How can we make infrastructure safer and more dependable? ASU engineers and scientists are using natural systems as a guide.
From X-ray machines that can wrap around gas pipelines to computer displays embedded in soldiers’ uniforms—ASU is manufacturing devices that stretch the possibilities of electronic technologies.
Researchers at Arizona State University have turned their attention to making buildings more sustainable by figuring out how to save energy and use materials with less negative impact.
Using interdisciplinary collaboration and state-of-the-art facilities, scientists at Arizona State University are working to improve solar cell performance by using nanotechnology.
This video highlights AzCATI facilities and services and shows how the center is expanding to provide even greater capabilities.
When Peter Parker was bitten by a radioactive spider in a lab, he became Spider-Man, a superhero with the ability to spin strong, flexible webs. Jeff Yarger and Gregory Holland are hoping to harness spider power in their lab, as well. But these real-world spider men aren’t waiting around for bizarre lab accidents.
Stronger than steel, more elastic than a rubber band--spider silk has amazing properties. ASU researchers are studying spider silk proteins in the hopes of producing it synthetically.
Nanotechnology is a vast emerging field that has many implications for science and technology as well as policy.

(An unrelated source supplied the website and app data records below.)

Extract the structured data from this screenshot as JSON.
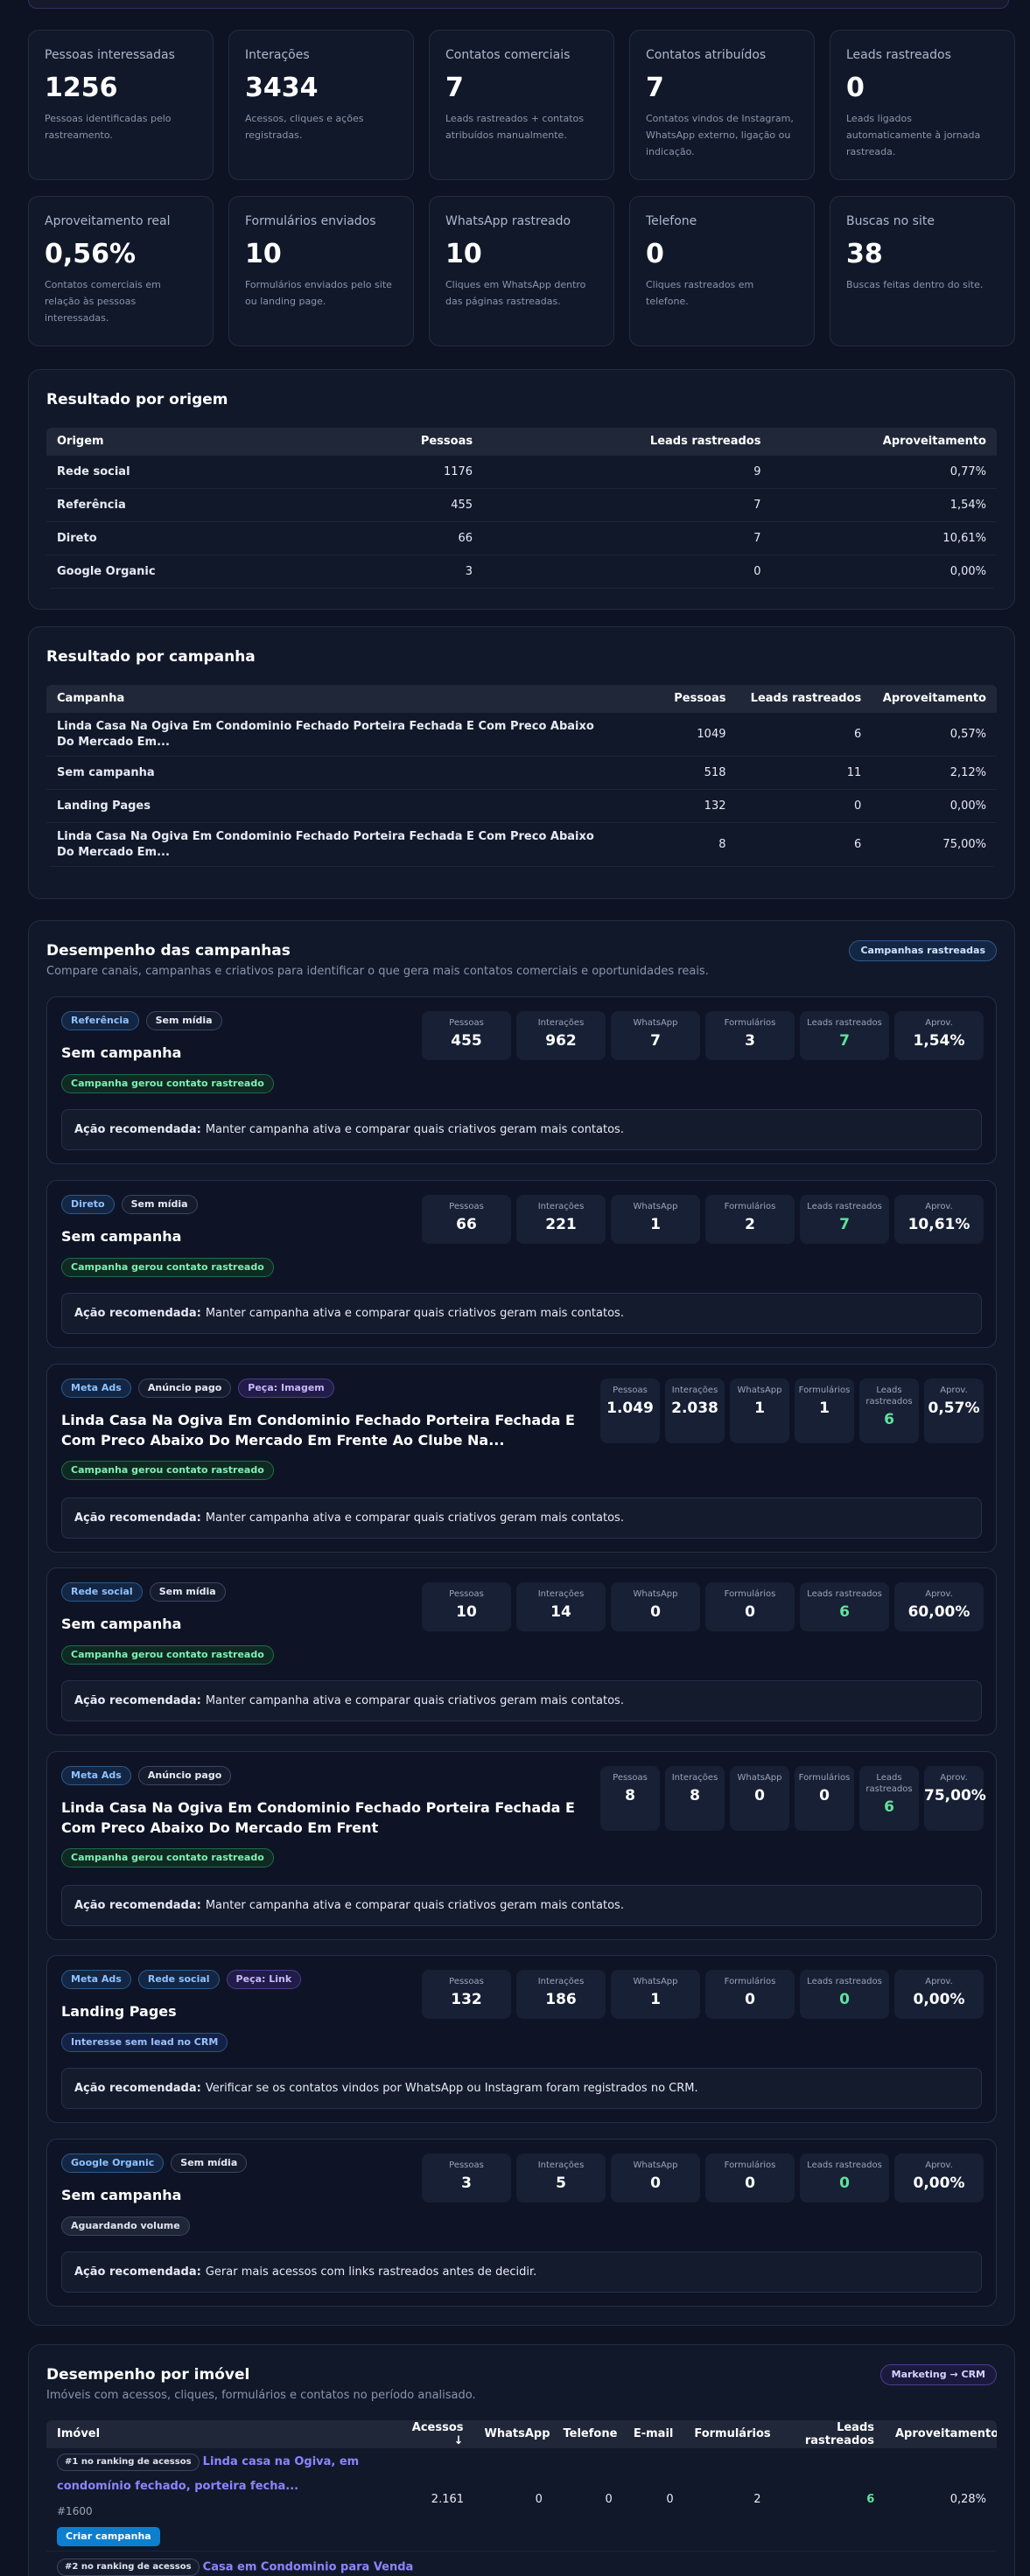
{
  "kpis": [
    {
      "label": "Pessoas interessadas",
      "value": "1256",
      "desc": "Pessoas identificadas pelo rastreamento."
    },
    {
      "label": "Interações",
      "value": "3434",
      "desc": "Acessos, cliques e ações registradas."
    },
    {
      "label": "Contatos comerciais",
      "value": "7",
      "desc": "Leads rastreados + contatos atribuídos manualmente."
    },
    {
      "label": "Contatos atribuídos",
      "value": "7",
      "desc": "Contatos vindos de Instagram, WhatsApp externo, ligação ou indicação."
    },
    {
      "label": "Leads rastreados",
      "value": "0",
      "desc": "Leads ligados automaticamente à jornada rastreada."
    },
    {
      "label": "Aproveitamento real",
      "value": "0,56%",
      "desc": "Contatos comerciais em relação às pessoas interessadas."
    },
    {
      "label": "Formulários enviados",
      "value": "10",
      "desc": "Formulários enviados pelo site ou landing page."
    },
    {
      "label": "WhatsApp rastreado",
      "value": "10",
      "desc": "Cliques em WhatsApp dentro das páginas rastreadas."
    },
    {
      "label": "Telefone",
      "value": "0",
      "desc": "Cliques rastreados em telefone."
    },
    {
      "label": "Buscas no site",
      "value": "38",
      "desc": "Buscas feitas dentro do site."
    }
  ],
  "origem": {
    "title": "Resultado por origem",
    "headers": [
      "Origem",
      "Pessoas",
      "Leads rastreados",
      "Aproveitamento"
    ],
    "rows": [
      [
        "Rede social",
        "1176",
        "9",
        "0,77%"
      ],
      [
        "Referência",
        "455",
        "7",
        "1,54%"
      ],
      [
        "Direto",
        "66",
        "7",
        "10,61%"
      ],
      [
        "Google Organic",
        "3",
        "0",
        "0,00%"
      ]
    ]
  },
  "campanha": {
    "title": "Resultado por campanha",
    "headers": [
      "Campanha",
      "Pessoas",
      "Leads rastreados",
      "Aproveitamento"
    ],
    "rows": [
      [
        "Linda Casa Na Ogiva Em Condominio Fechado Porteira Fechada E Com Preco Abaixo Do Mercado Em...",
        "1049",
        "6",
        "0,57%"
      ],
      [
        "Sem campanha",
        "518",
        "11",
        "2,12%"
      ],
      [
        "Landing Pages",
        "132",
        "0",
        "0,00%"
      ],
      [
        "Linda Casa Na Ogiva Em Condominio Fechado Porteira Fechada E Com Preco Abaixo Do Mercado Em...",
        "8",
        "6",
        "75,00%"
      ]
    ]
  },
  "desempenho": {
    "title": "Desempenho das campanhas",
    "subtitle": "Compare canais, campanhas e criativos para identificar o que gera mais contatos comerciais e oportunidades reais.",
    "chip": "Campanhas rastreadas",
    "rec_label": "Ação recomendada:",
    "metric_labels": [
      "Pessoas",
      "Interações",
      "WhatsApp",
      "Formulários",
      "Leads rastreados",
      "Aprov."
    ],
    "cards": [
      {
        "tags": [
          "Referência",
          "Sem mídia"
        ],
        "title": "Sem campanha",
        "status": "Campanha gerou contato rastreado",
        "metrics": [
          "455",
          "962",
          "7",
          "3",
          "7",
          "1,54%"
        ],
        "rec": "Manter campanha ativa e comparar quais criativos geram mais contatos."
      },
      {
        "tags": [
          "Direto",
          "Sem mídia"
        ],
        "title": "Sem campanha",
        "status": "Campanha gerou contato rastreado",
        "metrics": [
          "66",
          "221",
          "1",
          "2",
          "7",
          "10,61%"
        ],
        "rec": "Manter campanha ativa e comparar quais criativos geram mais contatos."
      },
      {
        "tags": [
          "Meta Ads",
          "Anúncio pago",
          "Peça: Imagem"
        ],
        "title": "Linda Casa Na Ogiva Em Condominio Fechado Porteira Fechada E Com Preco Abaixo Do Mercado Em Frente Ao Clube Na...",
        "status": "Campanha gerou contato rastreado",
        "metrics": [
          "1.049",
          "2.038",
          "1",
          "1",
          "6",
          "0,57%"
        ],
        "rec": "Manter campanha ativa e comparar quais criativos geram mais contatos."
      },
      {
        "tags": [
          "Rede social",
          "Sem mídia"
        ],
        "title": "Sem campanha",
        "status": "Campanha gerou contato rastreado",
        "metrics": [
          "10",
          "14",
          "0",
          "0",
          "6",
          "60,00%"
        ],
        "rec": "Manter campanha ativa e comparar quais criativos geram mais contatos."
      },
      {
        "tags": [
          "Meta Ads",
          "Anúncio pago"
        ],
        "title": "Linda Casa Na Ogiva Em Condominio Fechado Porteira Fechada E Com Preco Abaixo Do Mercado Em Frent",
        "status": "Campanha gerou contato rastreado",
        "metrics": [
          "8",
          "8",
          "0",
          "0",
          "6",
          "75,00%"
        ],
        "rec": "Manter campanha ativa e comparar quais criativos geram mais contatos."
      },
      {
        "tags": [
          "Meta Ads",
          "Rede social",
          "Peça: Link"
        ],
        "title": "Landing Pages",
        "status": "Interesse sem lead no CRM",
        "metrics": [
          "132",
          "186",
          "1",
          "0",
          "0",
          "0,00%"
        ],
        "rec": "Verificar se os contatos vindos por WhatsApp ou Instagram foram registrados no CRM."
      },
      {
        "tags": [
          "Google Organic",
          "Sem mídia"
        ],
        "title": "Sem campanha",
        "status": "Aguardando volume",
        "metrics": [
          "3",
          "5",
          "0",
          "0",
          "0",
          "0,00%"
        ],
        "rec": "Gerar mais acessos com links rastreados antes de decidir."
      }
    ]
  },
  "imovel": {
    "title": "Desempenho por imóvel",
    "subtitle": "Imóveis com acessos, cliques, formulários e contatos no período analisado.",
    "chip": "Marketing → CRM",
    "headers": [
      "Imóvel",
      "Acessos ↓",
      "WhatsApp",
      "Telefone",
      "E-mail",
      "Formulários",
      "Leads rastreados",
      "Aproveitamento"
    ],
    "row1": {
      "rank": "#1 no ranking de acessos",
      "name": "Linda casa na Ogiva, em condomínio fechado, porteira fecha...",
      "code": "#1600",
      "button": "Criar campanha",
      "values": [
        "2.161",
        "0",
        "0",
        "0",
        "2",
        "6",
        "0,28%"
      ]
    },
    "row2": {
      "rank": "#2 no ranking de acessos",
      "name": "Casa em Condominio para Venda"
    }
  }
}
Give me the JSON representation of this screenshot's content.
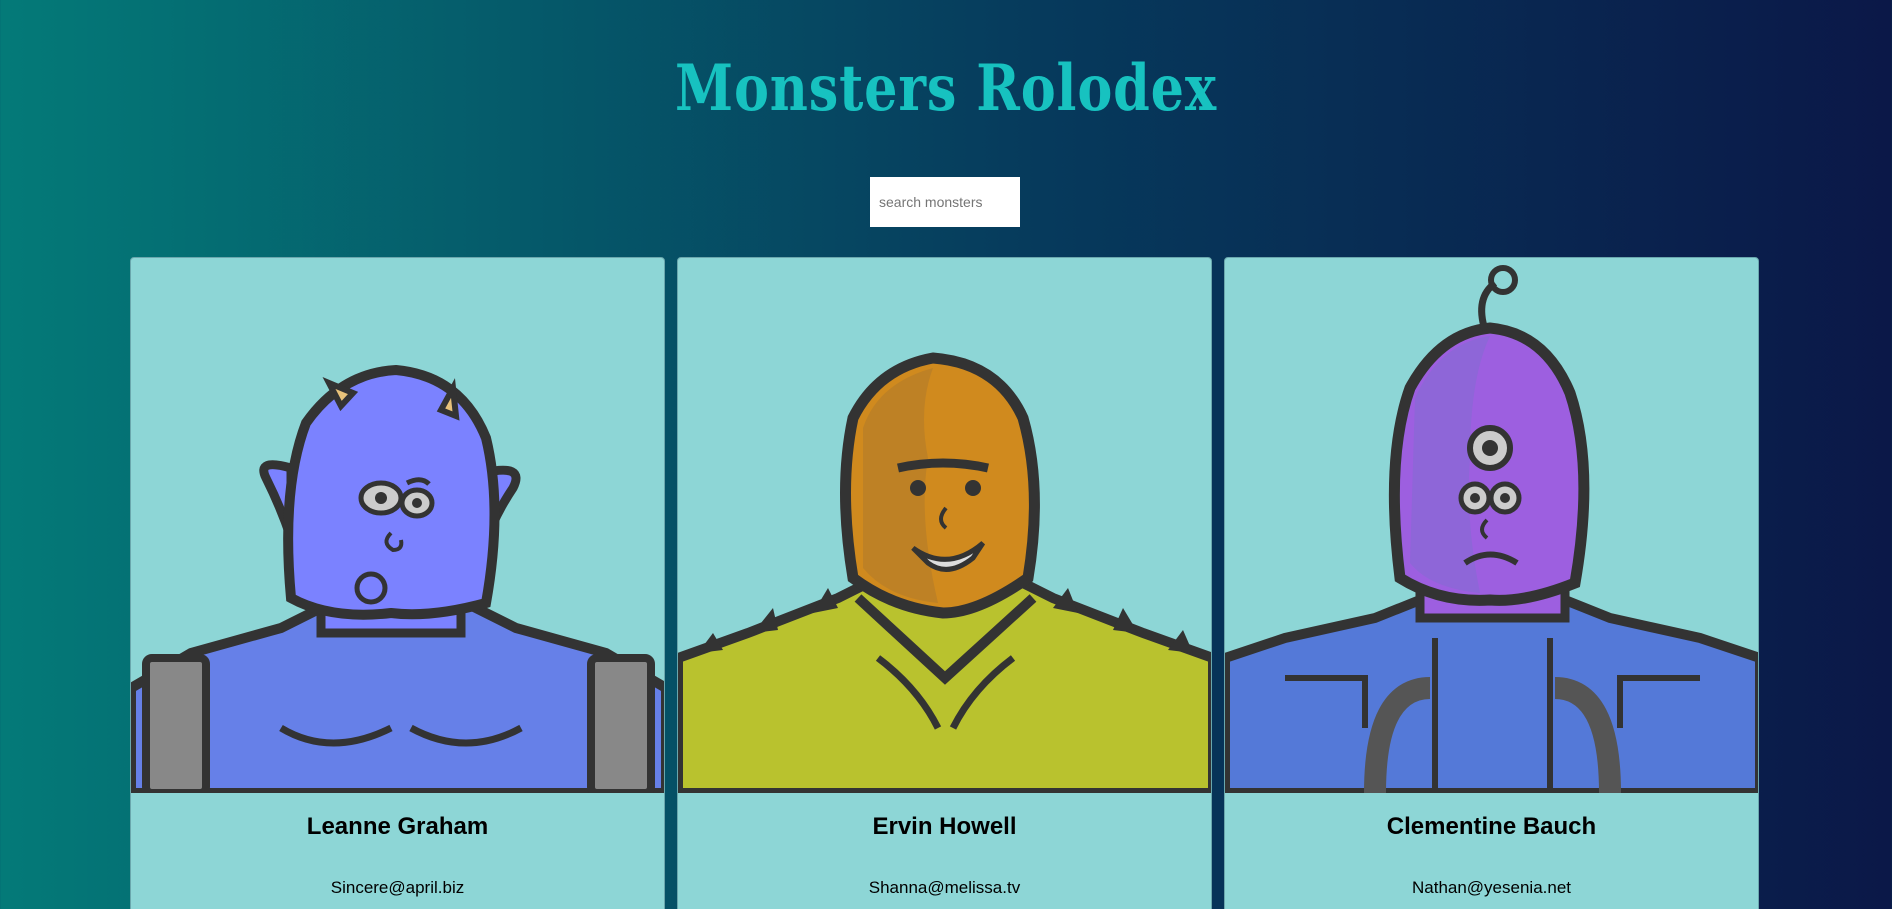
{
  "header": {
    "title": "Monsters Rolodex"
  },
  "search": {
    "placeholder": "search monsters",
    "value": ""
  },
  "monsters": [
    {
      "name": "Leanne Graham",
      "email": "Sincere@april.biz",
      "skin_color": "#7b82ff",
      "body_color": "#6680e8"
    },
    {
      "name": "Ervin Howell",
      "email": "Shanna@melissa.tv",
      "skin_color": "#d08a1e",
      "body_color": "#b9c22e"
    },
    {
      "name": "Clementine Bauch",
      "email": "Nathan@yesenia.net",
      "skin_color": "#9d5fe0",
      "body_color": "#5479d8"
    }
  ],
  "colors": {
    "card_background": "#8dd6d6",
    "title": "#17c2c0",
    "outline": "#333333"
  }
}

The Flexible Display Center is a government/industry/academia partnership that’s advancing full-color flexible display technology and fostering development of a manufacturing ecosystem to support the rapidly growing market for flexible electronic displays.